A first feature by Cyprus-born Dervis Zaim, "Somersault in a Coffin" uses subtle black humor to portray the scum of the earth, a homeless bum who steals cars at night to keep from freezing to death. A standout perf by lead Ahmet Ugurlu touches the heartstrings without stooping to pathos, and, coupled with its modern look (perhaps born of necessity in this shoestring production), pic could be a discovery for fests and arthouses. It won top honors at the national Turkish fest in Ankara this year. Mahsun (Ugurlu) earns his food and drink money working on the fishing boat of Reis (Tuncel Kurtiz), but at night has to sleep outdoors or in other people's cars. One cold winter night a buddy freezes to death. Jail would be a solution for Mahsun, but the prisons won't take him in anymore: He's even stolen from the wardens.
The police beat him cruelly every time they catch him in a hot car, but between the cold and a streak of wildness, Mahsun just won’t quit. He owes the owner of a tea shop for 500 teas, and finally gets a job there cleaning the toilets, and a bed to sleep in. His attraction to a young heroin addict (Aysen Aydemir) is cruelly repaid, and through a misadventure with her he manages to lose even the little security he has.
This would be an unbearably bleak tale if helmer Zaim and hound dog-faced stage thesp Ugurlu didn’t turn the hapless, perhaps feeble-minded Mahsun into an icon of human resistance. Zaim is always reaching out for mixed emotions, as in one tragicomic scene where a hungry Mahsun climbs over the wall of a fort to steal and roast a peacock put there to delight the tourists. A few graphic moments of police brutality and a needle going into an arm sting audiences awake to the film’s bottom-line reality.
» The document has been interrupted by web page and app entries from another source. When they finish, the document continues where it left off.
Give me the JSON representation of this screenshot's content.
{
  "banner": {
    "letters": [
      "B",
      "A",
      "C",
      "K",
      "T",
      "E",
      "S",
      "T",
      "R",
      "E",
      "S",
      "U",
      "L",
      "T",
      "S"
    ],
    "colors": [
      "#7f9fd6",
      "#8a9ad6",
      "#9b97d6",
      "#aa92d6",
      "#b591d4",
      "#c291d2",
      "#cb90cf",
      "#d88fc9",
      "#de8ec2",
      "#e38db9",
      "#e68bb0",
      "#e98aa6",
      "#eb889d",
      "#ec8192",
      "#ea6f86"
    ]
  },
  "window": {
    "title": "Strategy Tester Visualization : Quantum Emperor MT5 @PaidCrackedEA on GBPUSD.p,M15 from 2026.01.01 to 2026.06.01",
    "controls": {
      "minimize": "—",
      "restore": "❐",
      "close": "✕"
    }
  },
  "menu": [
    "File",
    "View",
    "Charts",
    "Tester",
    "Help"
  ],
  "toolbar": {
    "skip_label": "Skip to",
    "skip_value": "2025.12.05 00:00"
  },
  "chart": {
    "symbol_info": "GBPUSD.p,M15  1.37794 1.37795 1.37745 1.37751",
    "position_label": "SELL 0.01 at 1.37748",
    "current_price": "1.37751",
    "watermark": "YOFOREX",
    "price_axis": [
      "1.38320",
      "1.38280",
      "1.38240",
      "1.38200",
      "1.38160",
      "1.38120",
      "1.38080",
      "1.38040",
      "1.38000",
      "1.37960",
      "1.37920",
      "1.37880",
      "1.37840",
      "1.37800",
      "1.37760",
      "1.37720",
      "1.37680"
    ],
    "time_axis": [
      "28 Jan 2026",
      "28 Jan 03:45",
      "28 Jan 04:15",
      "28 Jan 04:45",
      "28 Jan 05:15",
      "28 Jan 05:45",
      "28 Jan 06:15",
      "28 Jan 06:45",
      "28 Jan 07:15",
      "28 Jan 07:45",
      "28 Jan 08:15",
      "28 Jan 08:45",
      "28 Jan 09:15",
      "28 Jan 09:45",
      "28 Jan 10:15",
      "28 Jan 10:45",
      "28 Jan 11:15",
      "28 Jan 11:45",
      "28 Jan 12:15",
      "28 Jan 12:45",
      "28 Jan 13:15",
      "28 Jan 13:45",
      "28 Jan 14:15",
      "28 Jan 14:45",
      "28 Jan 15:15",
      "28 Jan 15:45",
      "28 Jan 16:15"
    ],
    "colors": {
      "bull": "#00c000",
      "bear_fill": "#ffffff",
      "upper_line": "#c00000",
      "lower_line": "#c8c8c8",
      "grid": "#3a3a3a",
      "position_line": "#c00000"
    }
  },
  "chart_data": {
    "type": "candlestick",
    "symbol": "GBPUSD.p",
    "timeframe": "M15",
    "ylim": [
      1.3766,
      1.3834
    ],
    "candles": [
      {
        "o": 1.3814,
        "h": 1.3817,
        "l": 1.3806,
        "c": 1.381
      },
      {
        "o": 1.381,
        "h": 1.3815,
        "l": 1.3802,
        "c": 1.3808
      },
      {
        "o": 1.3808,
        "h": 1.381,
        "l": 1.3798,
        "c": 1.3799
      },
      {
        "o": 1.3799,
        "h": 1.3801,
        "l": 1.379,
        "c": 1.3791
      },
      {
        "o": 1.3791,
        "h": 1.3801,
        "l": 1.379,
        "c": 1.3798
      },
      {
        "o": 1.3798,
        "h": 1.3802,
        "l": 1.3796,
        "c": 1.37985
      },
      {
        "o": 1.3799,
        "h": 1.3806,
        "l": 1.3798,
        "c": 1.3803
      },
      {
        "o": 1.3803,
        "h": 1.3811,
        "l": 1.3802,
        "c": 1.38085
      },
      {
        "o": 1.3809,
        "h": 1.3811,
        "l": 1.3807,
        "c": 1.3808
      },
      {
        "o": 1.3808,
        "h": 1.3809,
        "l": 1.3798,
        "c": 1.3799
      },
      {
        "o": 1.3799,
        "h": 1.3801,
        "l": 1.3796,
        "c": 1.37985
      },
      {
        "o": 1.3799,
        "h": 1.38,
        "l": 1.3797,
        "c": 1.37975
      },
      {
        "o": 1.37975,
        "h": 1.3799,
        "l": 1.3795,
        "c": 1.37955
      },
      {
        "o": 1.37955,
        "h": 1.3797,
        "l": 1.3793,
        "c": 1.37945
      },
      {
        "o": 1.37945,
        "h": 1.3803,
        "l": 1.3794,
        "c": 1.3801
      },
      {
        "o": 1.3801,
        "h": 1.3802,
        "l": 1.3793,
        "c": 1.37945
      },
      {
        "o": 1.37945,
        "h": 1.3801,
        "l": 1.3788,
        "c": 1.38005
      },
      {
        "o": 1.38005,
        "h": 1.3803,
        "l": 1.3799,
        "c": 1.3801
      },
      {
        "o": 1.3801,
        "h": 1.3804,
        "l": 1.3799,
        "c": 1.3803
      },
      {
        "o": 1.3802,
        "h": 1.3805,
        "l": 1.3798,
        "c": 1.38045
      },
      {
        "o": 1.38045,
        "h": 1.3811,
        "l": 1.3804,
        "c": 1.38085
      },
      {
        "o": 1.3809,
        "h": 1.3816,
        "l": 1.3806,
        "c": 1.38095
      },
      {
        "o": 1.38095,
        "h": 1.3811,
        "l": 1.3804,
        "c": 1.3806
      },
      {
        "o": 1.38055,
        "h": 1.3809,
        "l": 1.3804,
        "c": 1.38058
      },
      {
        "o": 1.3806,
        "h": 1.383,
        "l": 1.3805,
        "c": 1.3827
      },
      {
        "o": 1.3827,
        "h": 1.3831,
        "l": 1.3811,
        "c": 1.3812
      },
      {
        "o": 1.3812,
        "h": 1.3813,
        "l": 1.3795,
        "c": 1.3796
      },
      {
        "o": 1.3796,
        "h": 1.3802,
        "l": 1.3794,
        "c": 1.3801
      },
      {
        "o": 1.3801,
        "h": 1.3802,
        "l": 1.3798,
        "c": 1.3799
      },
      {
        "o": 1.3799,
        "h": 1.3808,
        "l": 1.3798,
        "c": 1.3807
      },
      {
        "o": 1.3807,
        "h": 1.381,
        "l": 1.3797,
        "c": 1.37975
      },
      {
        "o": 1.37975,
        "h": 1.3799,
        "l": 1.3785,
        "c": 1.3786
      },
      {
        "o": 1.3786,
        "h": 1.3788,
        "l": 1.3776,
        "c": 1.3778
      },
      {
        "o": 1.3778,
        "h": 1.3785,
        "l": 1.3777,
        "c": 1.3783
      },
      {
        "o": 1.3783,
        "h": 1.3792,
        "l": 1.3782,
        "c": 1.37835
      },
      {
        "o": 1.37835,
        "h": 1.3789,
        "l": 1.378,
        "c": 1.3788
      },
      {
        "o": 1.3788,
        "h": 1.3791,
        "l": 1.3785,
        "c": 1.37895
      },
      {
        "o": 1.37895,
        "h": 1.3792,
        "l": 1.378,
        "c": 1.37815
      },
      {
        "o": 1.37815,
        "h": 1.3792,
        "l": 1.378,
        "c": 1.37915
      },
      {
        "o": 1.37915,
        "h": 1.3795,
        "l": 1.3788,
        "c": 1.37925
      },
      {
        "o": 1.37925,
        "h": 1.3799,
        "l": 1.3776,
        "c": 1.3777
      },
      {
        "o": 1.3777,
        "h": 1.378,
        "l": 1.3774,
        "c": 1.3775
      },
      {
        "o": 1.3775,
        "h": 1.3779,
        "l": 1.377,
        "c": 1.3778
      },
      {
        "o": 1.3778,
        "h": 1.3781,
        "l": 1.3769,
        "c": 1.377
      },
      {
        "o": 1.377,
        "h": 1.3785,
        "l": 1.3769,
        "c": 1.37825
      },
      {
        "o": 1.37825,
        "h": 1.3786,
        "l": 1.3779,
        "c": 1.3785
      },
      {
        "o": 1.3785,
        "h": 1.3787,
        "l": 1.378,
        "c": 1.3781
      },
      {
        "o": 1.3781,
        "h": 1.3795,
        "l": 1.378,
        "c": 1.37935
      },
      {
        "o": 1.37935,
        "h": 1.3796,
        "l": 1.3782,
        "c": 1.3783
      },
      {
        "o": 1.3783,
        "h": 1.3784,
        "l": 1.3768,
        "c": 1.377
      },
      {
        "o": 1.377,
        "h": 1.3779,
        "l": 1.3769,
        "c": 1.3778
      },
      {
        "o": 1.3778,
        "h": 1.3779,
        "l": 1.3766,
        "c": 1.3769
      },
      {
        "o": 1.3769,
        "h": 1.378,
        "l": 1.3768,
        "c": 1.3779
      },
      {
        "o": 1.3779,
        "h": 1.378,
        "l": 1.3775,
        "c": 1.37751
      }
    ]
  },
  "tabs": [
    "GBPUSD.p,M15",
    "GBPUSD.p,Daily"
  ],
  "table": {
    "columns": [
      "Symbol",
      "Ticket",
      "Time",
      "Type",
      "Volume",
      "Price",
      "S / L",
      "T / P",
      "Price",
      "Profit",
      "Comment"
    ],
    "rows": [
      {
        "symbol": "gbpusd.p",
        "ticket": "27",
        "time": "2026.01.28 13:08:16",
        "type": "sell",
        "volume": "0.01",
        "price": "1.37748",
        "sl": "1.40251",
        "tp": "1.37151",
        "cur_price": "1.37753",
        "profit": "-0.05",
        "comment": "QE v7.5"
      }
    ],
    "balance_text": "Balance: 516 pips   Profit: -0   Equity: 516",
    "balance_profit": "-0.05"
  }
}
A fine cast all around and a sober shooting style keep the film from looking cheap, though it’s clear there wasn’t much spare footage lying around the editing room. Tech credits are good, though.